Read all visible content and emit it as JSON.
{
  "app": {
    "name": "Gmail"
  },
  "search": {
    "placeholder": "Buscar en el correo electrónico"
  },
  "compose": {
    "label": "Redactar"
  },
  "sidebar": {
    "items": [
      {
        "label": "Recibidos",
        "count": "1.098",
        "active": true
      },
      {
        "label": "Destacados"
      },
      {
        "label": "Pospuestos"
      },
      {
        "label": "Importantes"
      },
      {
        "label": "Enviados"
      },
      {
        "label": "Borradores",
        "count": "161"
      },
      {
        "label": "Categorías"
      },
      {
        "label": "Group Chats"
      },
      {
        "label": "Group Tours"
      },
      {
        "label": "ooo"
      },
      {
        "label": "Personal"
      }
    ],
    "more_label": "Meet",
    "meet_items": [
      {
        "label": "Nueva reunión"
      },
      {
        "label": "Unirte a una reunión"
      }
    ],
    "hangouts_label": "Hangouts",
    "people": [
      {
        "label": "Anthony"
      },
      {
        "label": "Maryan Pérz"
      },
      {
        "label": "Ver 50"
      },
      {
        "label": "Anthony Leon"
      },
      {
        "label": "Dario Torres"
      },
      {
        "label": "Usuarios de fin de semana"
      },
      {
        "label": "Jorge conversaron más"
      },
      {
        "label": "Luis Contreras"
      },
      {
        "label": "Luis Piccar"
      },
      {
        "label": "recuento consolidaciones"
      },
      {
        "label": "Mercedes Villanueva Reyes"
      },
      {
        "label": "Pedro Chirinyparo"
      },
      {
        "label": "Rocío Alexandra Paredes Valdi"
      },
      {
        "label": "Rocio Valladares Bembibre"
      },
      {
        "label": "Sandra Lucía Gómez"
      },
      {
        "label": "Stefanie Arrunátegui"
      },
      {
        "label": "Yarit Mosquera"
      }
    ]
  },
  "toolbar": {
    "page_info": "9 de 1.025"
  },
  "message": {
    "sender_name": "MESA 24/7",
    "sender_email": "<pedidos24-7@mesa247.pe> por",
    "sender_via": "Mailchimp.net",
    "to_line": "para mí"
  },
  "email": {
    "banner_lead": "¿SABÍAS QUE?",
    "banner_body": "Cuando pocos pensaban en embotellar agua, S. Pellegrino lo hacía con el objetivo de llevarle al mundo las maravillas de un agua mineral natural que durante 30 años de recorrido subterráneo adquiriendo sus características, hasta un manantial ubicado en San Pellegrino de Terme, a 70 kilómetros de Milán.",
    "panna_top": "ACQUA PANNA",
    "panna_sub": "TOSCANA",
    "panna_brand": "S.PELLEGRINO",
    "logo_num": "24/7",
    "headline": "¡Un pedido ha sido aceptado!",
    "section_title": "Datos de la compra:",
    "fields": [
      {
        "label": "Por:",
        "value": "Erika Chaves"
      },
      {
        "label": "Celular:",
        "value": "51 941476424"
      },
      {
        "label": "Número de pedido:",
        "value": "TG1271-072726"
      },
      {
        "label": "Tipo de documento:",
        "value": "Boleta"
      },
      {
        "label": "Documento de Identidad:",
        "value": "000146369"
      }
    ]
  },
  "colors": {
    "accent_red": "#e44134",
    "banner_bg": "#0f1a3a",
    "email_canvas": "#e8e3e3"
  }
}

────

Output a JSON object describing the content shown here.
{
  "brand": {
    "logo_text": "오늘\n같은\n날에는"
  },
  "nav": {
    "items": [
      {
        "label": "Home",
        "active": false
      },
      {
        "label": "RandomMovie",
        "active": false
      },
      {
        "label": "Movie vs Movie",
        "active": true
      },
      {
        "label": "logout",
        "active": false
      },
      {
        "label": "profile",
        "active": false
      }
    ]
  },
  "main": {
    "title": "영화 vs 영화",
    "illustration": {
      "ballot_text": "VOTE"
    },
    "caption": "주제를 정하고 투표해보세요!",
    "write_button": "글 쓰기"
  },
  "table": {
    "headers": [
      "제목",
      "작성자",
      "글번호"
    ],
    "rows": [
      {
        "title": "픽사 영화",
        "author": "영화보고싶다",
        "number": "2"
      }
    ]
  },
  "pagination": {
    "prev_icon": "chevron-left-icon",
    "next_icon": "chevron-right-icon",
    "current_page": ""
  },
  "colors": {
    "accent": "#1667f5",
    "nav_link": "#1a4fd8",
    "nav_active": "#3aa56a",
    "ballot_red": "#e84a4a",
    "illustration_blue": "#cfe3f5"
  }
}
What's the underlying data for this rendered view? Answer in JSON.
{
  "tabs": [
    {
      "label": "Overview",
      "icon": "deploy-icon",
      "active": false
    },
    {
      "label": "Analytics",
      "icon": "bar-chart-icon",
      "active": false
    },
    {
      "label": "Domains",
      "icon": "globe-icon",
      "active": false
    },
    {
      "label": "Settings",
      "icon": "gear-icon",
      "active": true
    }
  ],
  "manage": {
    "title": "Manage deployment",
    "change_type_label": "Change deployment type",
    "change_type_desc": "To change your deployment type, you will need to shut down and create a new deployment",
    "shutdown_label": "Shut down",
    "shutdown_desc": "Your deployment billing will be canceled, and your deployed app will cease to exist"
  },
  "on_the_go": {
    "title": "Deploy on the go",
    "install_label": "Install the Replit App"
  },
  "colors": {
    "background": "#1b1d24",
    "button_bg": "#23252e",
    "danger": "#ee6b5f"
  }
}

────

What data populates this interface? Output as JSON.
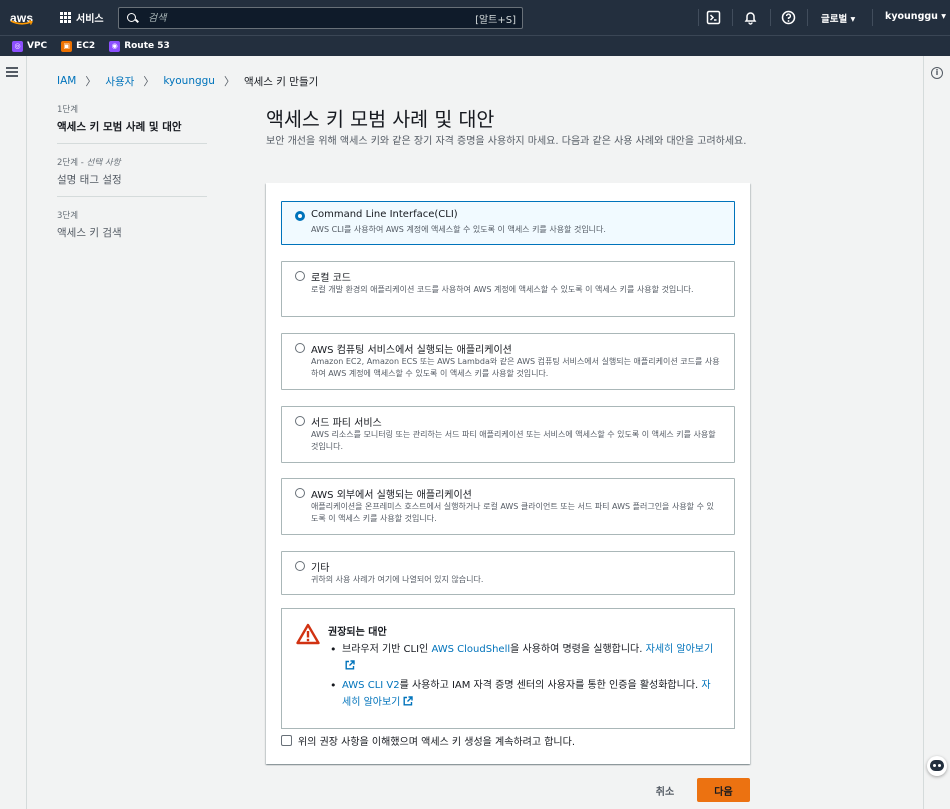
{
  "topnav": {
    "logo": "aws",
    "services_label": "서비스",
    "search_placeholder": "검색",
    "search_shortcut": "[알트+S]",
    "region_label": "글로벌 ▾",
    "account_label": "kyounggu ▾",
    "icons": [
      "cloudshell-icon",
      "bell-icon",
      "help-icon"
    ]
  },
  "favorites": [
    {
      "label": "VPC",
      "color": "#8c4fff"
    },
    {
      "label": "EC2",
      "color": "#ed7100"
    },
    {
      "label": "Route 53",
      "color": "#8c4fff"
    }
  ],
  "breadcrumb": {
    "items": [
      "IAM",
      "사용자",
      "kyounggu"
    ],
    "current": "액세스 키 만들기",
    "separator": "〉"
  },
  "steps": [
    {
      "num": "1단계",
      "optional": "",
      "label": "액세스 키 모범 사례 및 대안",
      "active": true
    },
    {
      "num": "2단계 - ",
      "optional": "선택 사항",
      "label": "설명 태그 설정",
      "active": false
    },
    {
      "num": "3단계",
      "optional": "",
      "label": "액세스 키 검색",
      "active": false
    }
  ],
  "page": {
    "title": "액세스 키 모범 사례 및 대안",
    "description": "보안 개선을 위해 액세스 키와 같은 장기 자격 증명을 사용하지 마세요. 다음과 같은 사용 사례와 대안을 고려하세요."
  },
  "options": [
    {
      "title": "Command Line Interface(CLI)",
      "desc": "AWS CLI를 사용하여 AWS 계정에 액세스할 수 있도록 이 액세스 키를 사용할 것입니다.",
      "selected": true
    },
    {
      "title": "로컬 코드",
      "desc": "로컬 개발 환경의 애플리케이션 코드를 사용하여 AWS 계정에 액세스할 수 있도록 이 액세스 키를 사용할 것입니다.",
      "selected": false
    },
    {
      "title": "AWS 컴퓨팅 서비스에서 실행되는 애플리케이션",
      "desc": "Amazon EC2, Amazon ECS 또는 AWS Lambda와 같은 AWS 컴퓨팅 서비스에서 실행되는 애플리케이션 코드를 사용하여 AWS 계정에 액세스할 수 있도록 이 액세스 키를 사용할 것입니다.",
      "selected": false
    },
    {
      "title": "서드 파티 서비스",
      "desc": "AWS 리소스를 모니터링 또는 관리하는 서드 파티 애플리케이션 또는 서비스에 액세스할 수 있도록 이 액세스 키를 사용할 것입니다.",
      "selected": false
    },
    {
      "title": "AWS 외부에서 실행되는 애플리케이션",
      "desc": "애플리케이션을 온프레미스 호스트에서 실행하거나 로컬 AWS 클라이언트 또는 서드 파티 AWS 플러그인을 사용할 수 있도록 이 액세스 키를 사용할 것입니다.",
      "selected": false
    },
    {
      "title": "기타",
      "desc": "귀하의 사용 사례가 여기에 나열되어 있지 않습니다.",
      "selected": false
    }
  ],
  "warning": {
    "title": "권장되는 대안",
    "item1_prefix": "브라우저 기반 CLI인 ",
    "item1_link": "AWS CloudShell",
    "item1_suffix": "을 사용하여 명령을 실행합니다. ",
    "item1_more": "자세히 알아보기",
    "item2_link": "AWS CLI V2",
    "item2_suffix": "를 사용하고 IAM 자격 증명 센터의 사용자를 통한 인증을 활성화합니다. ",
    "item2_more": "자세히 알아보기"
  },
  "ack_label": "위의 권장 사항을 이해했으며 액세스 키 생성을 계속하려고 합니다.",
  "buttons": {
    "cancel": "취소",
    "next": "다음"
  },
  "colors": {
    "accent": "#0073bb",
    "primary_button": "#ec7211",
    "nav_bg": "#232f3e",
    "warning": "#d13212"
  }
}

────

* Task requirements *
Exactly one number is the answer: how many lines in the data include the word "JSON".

* Result of this task *
4